**WORK TO BE COMPLETED:** What lines of the material below hold the string "this"? Copy them out.

▽

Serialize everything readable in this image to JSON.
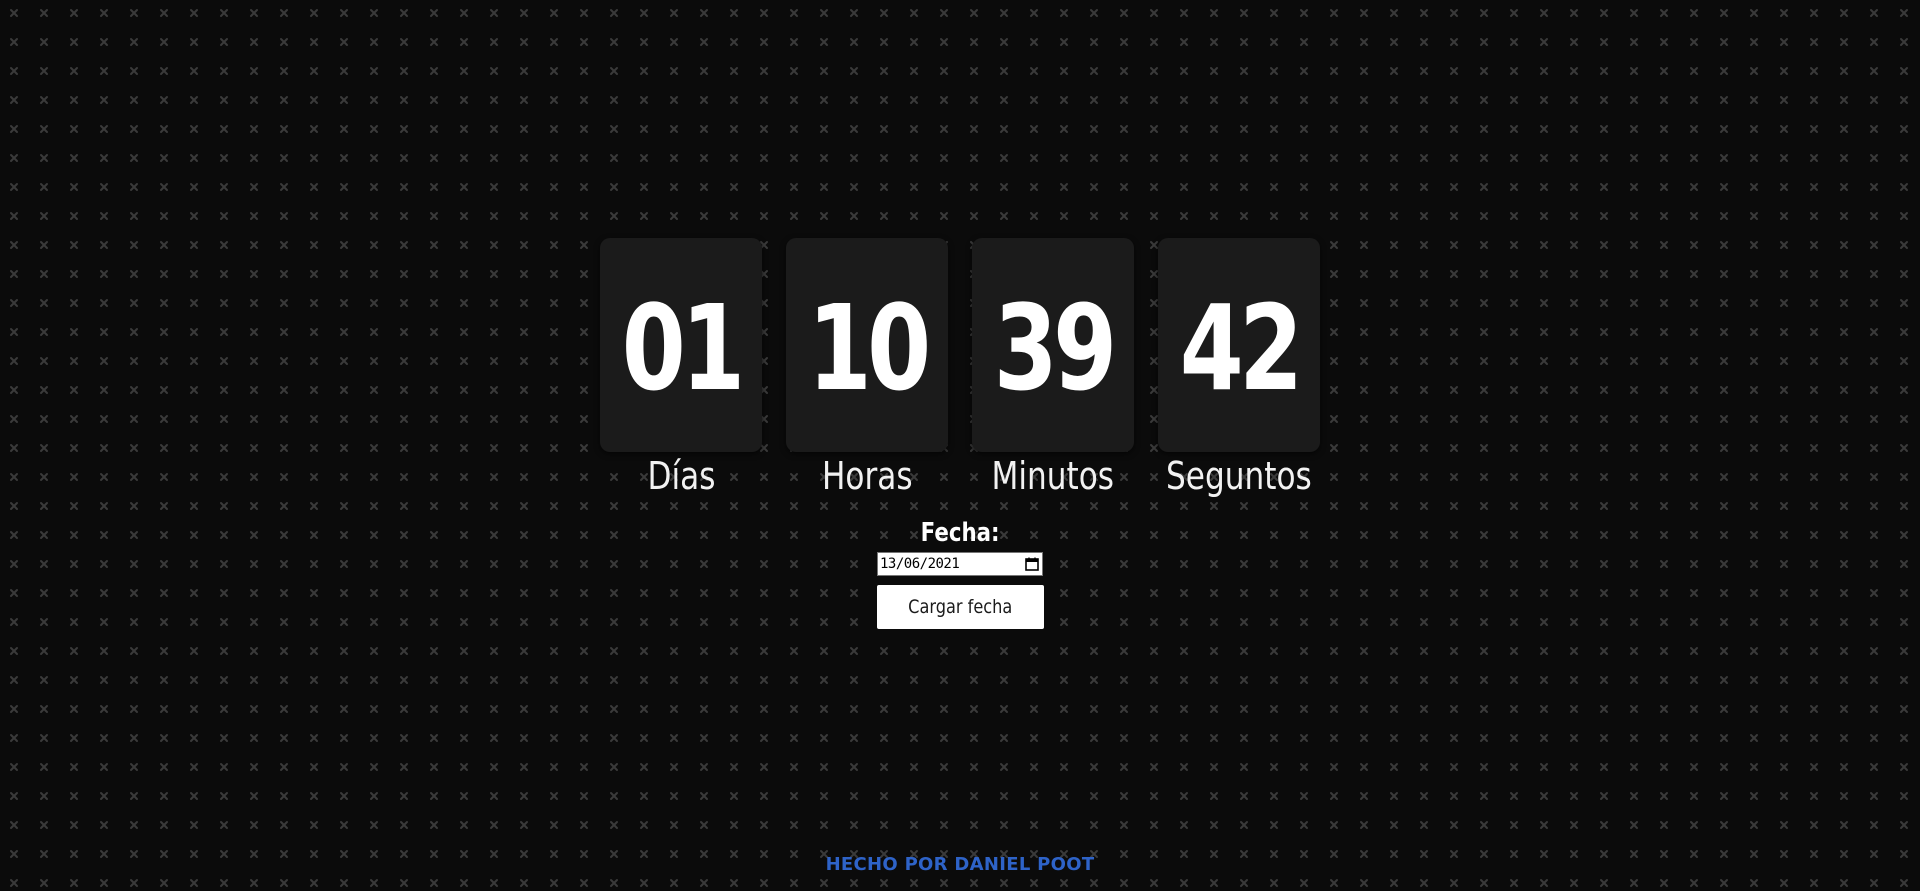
{
  "colors": {
    "background": "#0b0b0b",
    "pattern": "#3a3a3a",
    "card": "#1b1b1b",
    "text": "#ffffff",
    "footer": "#2e63c8"
  },
  "countdown": [
    {
      "value": "01",
      "label": "Días"
    },
    {
      "value": "10",
      "label": "Horas"
    },
    {
      "value": "39",
      "label": "Minutos"
    },
    {
      "value": "42",
      "label": "Seguntos"
    }
  ],
  "form": {
    "label": "Fecha:",
    "date_value": "13/06/2021",
    "calendar_icon": "calendar-icon",
    "button_label": "Cargar fecha"
  },
  "footer": {
    "text": "HECHO POR DANIEL POOT"
  }
}
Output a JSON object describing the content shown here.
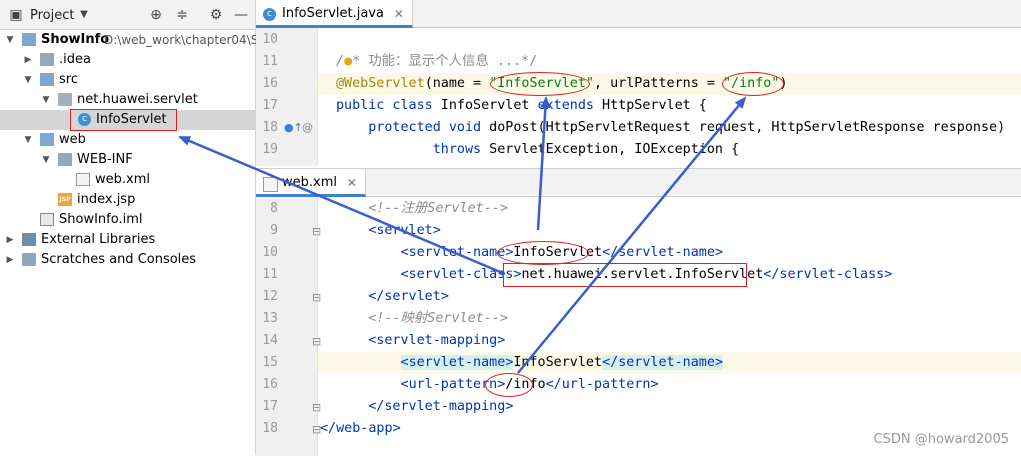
{
  "project_panel": {
    "title": "Project",
    "tree": [
      {
        "label": "ShowInfo",
        "extra": "D:\\web_work\\chapter04\\S",
        "bold": true
      },
      {
        "label": ".idea"
      },
      {
        "label": "src"
      },
      {
        "label": "net.huawei.servlet"
      },
      {
        "label": "InfoServlet",
        "selected": true
      },
      {
        "label": "web"
      },
      {
        "label": "WEB-INF"
      },
      {
        "label": "web.xml"
      },
      {
        "label": "index.jsp"
      },
      {
        "label": "ShowInfo.iml"
      },
      {
        "label": "External Libraries"
      },
      {
        "label": "Scratches and Consoles"
      }
    ]
  },
  "editor_top": {
    "tab": "InfoServlet.java",
    "lines": [
      {
        "n": "10"
      },
      {
        "n": "11"
      },
      {
        "n": "16"
      },
      {
        "n": "17"
      },
      {
        "n": "18"
      },
      {
        "n": "19"
      }
    ],
    "comment_text": "* 功能：显示个人信息 ...*/",
    "ann_name": "@WebServlet",
    "ann_open": "(name = ",
    "name_val": "\"InfoServlet\"",
    "ann_mid": ", urlPatterns = ",
    "url_val": "\"/info\"",
    "ann_close": ")",
    "l17_kw1": "public class",
    "l17_name": " InfoServlet ",
    "l17_kw2": "extends",
    "l17_rest": " HttpServlet {",
    "l18_kw": "protected void",
    "l18_rest": " doPost(HttpServletRequest request, HttpServletResponse response)",
    "l19_kw": "throws",
    "l19_rest": " ServletException, IOException {"
  },
  "editor_bottom": {
    "tab": "web.xml",
    "line_numbers": [
      "8",
      "9",
      "10",
      "11",
      "12",
      "13",
      "14",
      "15",
      "16",
      "17",
      "18"
    ],
    "l8": "<!--注册Servlet-->",
    "l13": "<!--映射Servlet-->",
    "tags": {
      "servlet": "servlet",
      "servlet_name": "servlet-name",
      "servlet_class": "servlet-class",
      "servlet_mapping": "servlet-mapping",
      "url_pattern": "url-pattern",
      "web_app": "web-app"
    },
    "servlet_name_val": "InfoServlet",
    "servlet_class_val": "net.huawei.servlet.InfoServlet",
    "mapping_name_val": "InfoServlet",
    "url_val": "/info"
  },
  "watermark": "CSDN @howard2005",
  "colors": {
    "annotation_red": "#e02020",
    "arrow_blue": "#3a5fcd"
  }
}
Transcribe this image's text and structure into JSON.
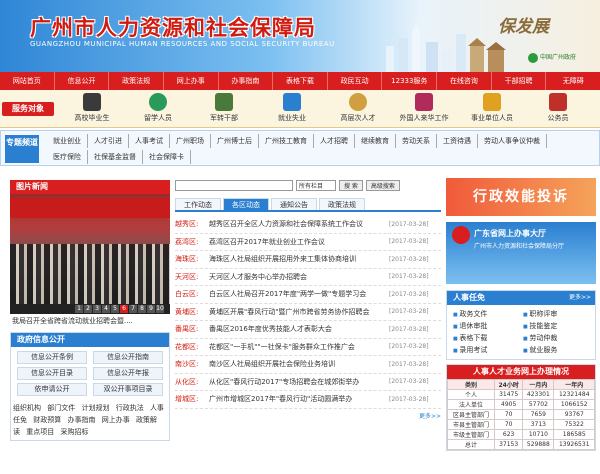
{
  "banner": {
    "title": "广州市人力资源和社会保障局",
    "subtitle": "GUANGZHOU MUNICIPAL HUMAN RESOURCES AND SOCIAL SECURITY BUREAU",
    "slogan": "保发展",
    "gov_logo_text": "中国广州政府"
  },
  "nav": [
    "网站首页",
    "信息公开",
    "政策法规",
    "网上办事",
    "办事指南",
    "表格下载",
    "政民互动",
    "12333服务",
    "在线咨询",
    "干部招聘",
    "无障碍"
  ],
  "services": {
    "label": "服务对象",
    "items": [
      "高校毕业生",
      "留学人员",
      "军转干部",
      "就业失业",
      "高层次人才",
      "外国人来华工作",
      "事业单位人员",
      "公务员"
    ]
  },
  "special": {
    "label": "专题频道",
    "row1": [
      "就业创业",
      "人才引进",
      "人事考试",
      "广州职场",
      "广州博士后",
      "广州技工教育",
      "人才招聘",
      "继续教育",
      "劳动关系",
      "工资待遇",
      "劳动人事争议仲裁"
    ],
    "row2": [
      "医疗保险",
      "社保基金监督",
      "社会保障卡"
    ]
  },
  "photo_news": {
    "head": "图片新闻",
    "caption": "我局召开全省跨省流动就业招聘会暨....",
    "pages": [
      "1",
      "2",
      "3",
      "4",
      "5",
      "6",
      "7",
      "8",
      "9",
      "10"
    ],
    "active_page": "6"
  },
  "gov_open": {
    "head": "政府信息公开",
    "buttons": [
      "信息公开条例",
      "信息公开指南",
      "信息公开目录",
      "信息公开年报",
      "依申请公开",
      "双公开事项目录"
    ],
    "links": [
      "组织机构",
      "部门文件",
      "计划规划",
      "行政执法",
      "人事任免",
      "财政预算",
      "办事指南",
      "网上办事",
      "政策解读",
      "重点项目",
      "采购招标"
    ]
  },
  "search": {
    "select": "所有栏目",
    "button1": "搜 索",
    "button2": "高级搜索"
  },
  "tabs": [
    "工作动态",
    "各区动态",
    "通知公告",
    "政策法规"
  ],
  "active_tab": "各区动态",
  "news": [
    {
      "district": "越秀区:",
      "title": "越秀区召开全区人力资源和社会保障系统工作会议",
      "date": "[2017-03-28]"
    },
    {
      "district": "荔湾区:",
      "title": "荔湾区召开2017年就业创业工作会议",
      "date": "[2017-03-28]"
    },
    {
      "district": "海珠区:",
      "title": "海珠区人社局组织开展招用外来工集体协商培训",
      "date": "[2017-03-28]"
    },
    {
      "district": "天河区:",
      "title": "天河区人才服务中心举办招聘会",
      "date": "[2017-03-28]"
    },
    {
      "district": "白云区:",
      "title": "白云区人社局召开2017年度\"两学一做\"专题学习会",
      "date": "[2017-03-28]"
    },
    {
      "district": "黄埔区:",
      "title": "黄埔区开展\"春风行动\"暨广州市跨省劳务协作招聘会",
      "date": "[2017-03-28]"
    },
    {
      "district": "番禺区:",
      "title": "番禺区2016年度优秀技能人才表彰大会",
      "date": "[2017-03-28]"
    },
    {
      "district": "花都区:",
      "title": "花都区\"一手机\"\"一社保卡\"服务群众工作推广会",
      "date": "[2017-03-28]"
    },
    {
      "district": "南沙区:",
      "title": "南沙区人社局组织开展社会保险业务培训",
      "date": "[2017-03-28]"
    },
    {
      "district": "从化区:",
      "title": "从化区\"春风行动2017\"专场招聘会在城郊街举办",
      "date": "[2017-03-28]"
    },
    {
      "district": "增城区:",
      "title": "广州市增城区2017年\"春风行动\"活动圆满举办",
      "date": "[2017-03-28]"
    }
  ],
  "news_more": "更多>>",
  "complaint": "行政效能投诉",
  "hall": {
    "title": "广东省网上办事大厅",
    "subtitle": "广州市人力资源和社会保障局分厅"
  },
  "tasks": {
    "head": "人事任免",
    "more": "更多>>",
    "items": [
      "政务文件",
      "职称评审",
      "退休审批",
      "技能鉴定",
      "表格下载",
      "劳动仲裁",
      "录用考试",
      "就业服务"
    ]
  },
  "stats": {
    "head": "人事人才业务网上办理情况",
    "columns": [
      "类别",
      "24小时",
      "一月内",
      "一年内"
    ],
    "rows": [
      [
        "个人",
        "31475",
        "423301",
        "12321484"
      ],
      [
        "法人单位",
        "4905",
        "57702",
        "1066152"
      ],
      [
        "区县主管部门",
        "70",
        "7659",
        "93767"
      ],
      [
        "市县主管部门",
        "70",
        "3713",
        "75322"
      ],
      [
        "市级主管部门",
        "623",
        "10710",
        "186585"
      ],
      [
        "总计",
        "37153",
        "529888",
        "13926531"
      ]
    ]
  },
  "colors": {
    "brand_red": "#d81e1e",
    "brand_blue": "#2a7fd0"
  }
}
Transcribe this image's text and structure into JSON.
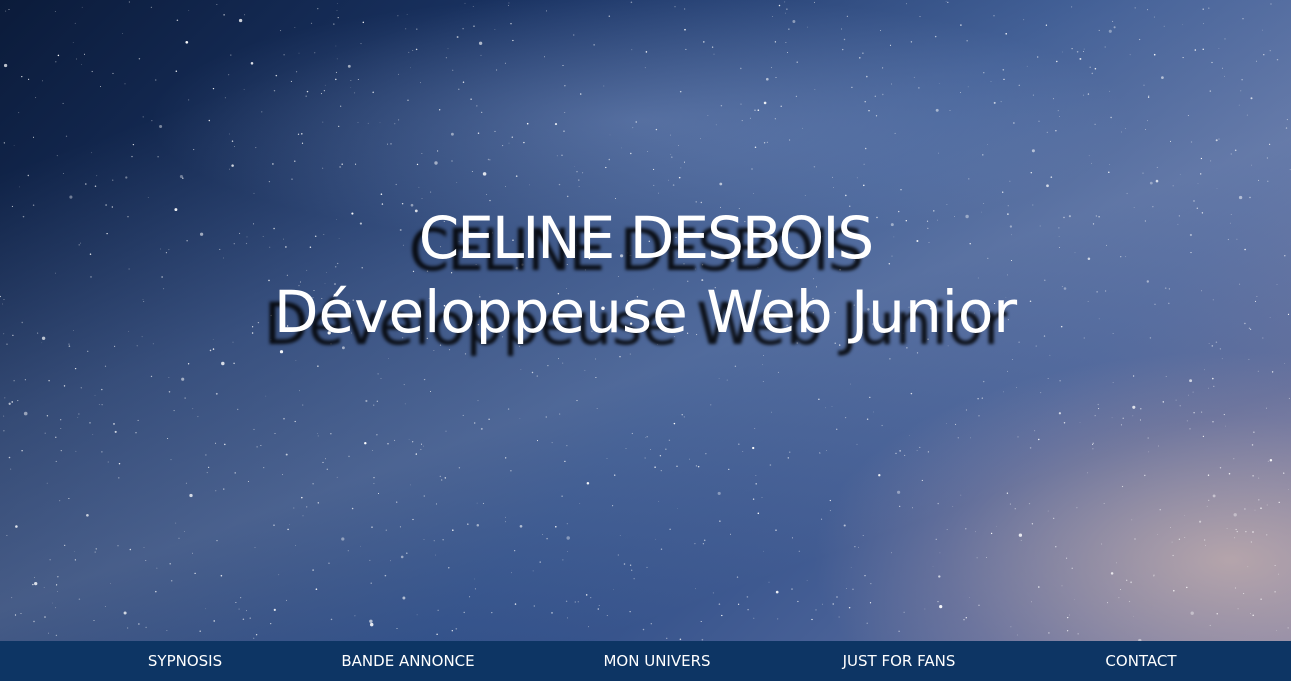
{
  "hero": {
    "name": "CELINE DESBOIS",
    "role": "Développeuse Web Junior",
    "background": "starry-night-sky"
  },
  "nav": {
    "background_color": "#0d3564",
    "text_color": "#ffffff",
    "items": [
      {
        "label": "SYPNOSIS"
      },
      {
        "label": "BANDE ANNONCE"
      },
      {
        "label": "MON UNIVERS"
      },
      {
        "label": "JUST FOR FANS"
      },
      {
        "label": "CONTACT"
      }
    ]
  }
}
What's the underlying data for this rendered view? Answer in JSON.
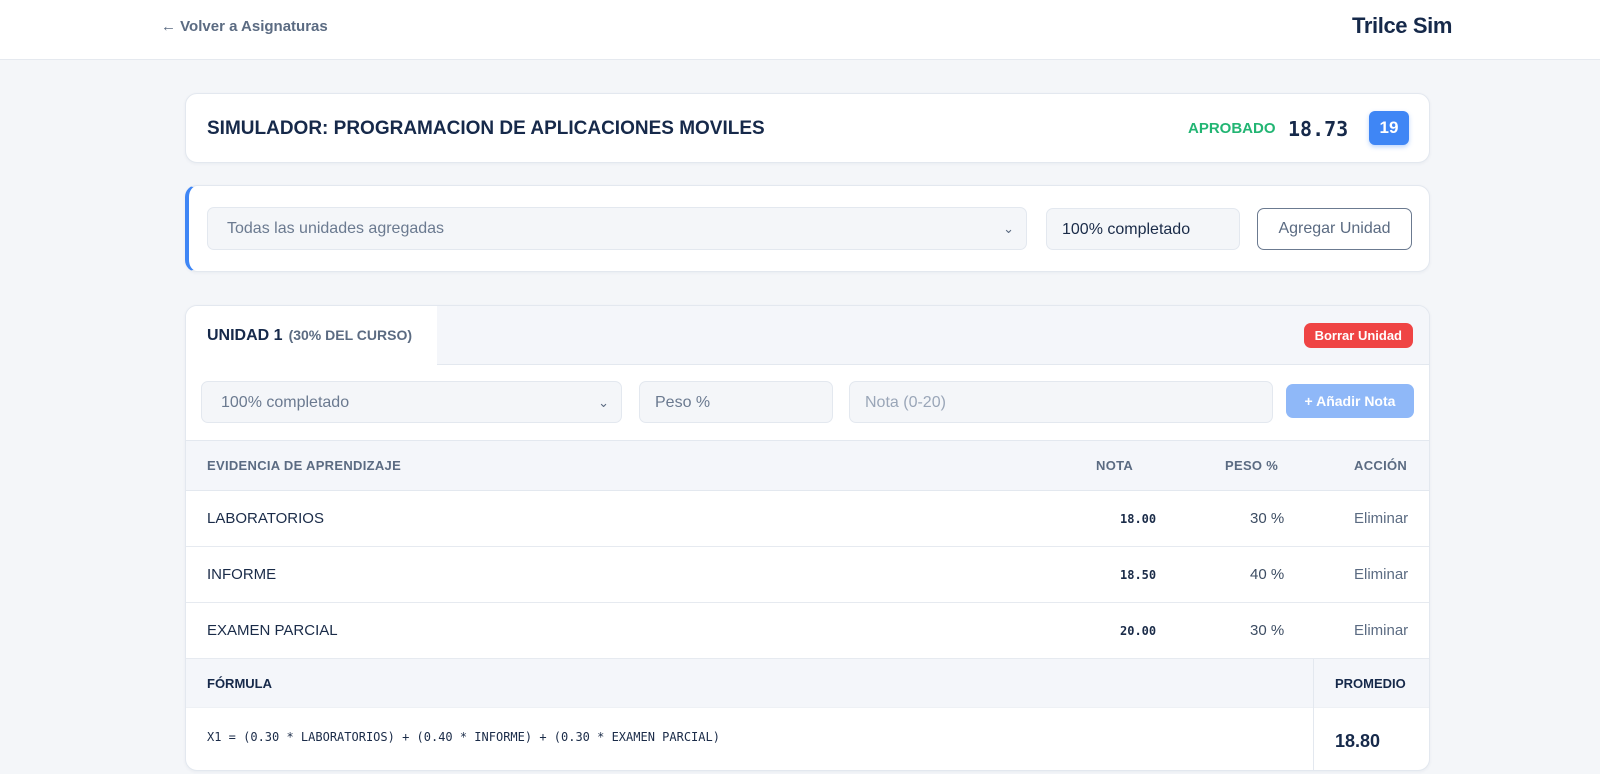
{
  "nav": {
    "back_label": "← Volver a Asignaturas",
    "brand": "Trilce Sim"
  },
  "summary": {
    "title": "SIMULADOR: PROGRAMACION DE APLICACIONES MOVILES",
    "status": "APROBADO",
    "score": "18.73",
    "rounded": "19",
    "status_color": "#22b573",
    "accent_color": "#3f86f5"
  },
  "controls": {
    "unit_select": "Todas las unidades agregadas",
    "progress": "100% completado",
    "add_unit_label": "Agregar Unidad"
  },
  "unit": {
    "name": "UNIDAD 1",
    "weight": "(30% DEL CURSO)",
    "delete_label": "Borrar Unidad",
    "evidence_select": "100% completado",
    "peso_placeholder": "Peso %",
    "nota_placeholder": "Nota (0-20)",
    "add_note_label": "+ Añadir Nota",
    "table": {
      "headers": [
        "EVIDENCIA DE APRENDIZAJE",
        "NOTA",
        "PESO %",
        "ACCIÓN"
      ],
      "rows": [
        {
          "name": "LABORATORIOS",
          "nota": "18.00",
          "peso": "30 %",
          "action": "Eliminar"
        },
        {
          "name": "INFORME",
          "nota": "18.50",
          "peso": "40 %",
          "action": "Eliminar"
        },
        {
          "name": "EXAMEN PARCIAL",
          "nota": "20.00",
          "peso": "30 %",
          "action": "Eliminar"
        }
      ]
    },
    "formula_label": "FÓRMULA",
    "promedio_label": "PROMEDIO",
    "formula": "X1 = (0.30 * LABORATORIOS) + (0.40 * INFORME) + (0.30 * EXAMEN PARCIAL)",
    "promedio": "18.80"
  }
}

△

**ANSWER TO THE PROBLEM:**
Serialize everything readable in this image to JSON.
Transcribe this image's text and structure into JSON.
Transcribe this image's text and structure into JSON.
What's the underlying data for this rendered view? Answer in JSON.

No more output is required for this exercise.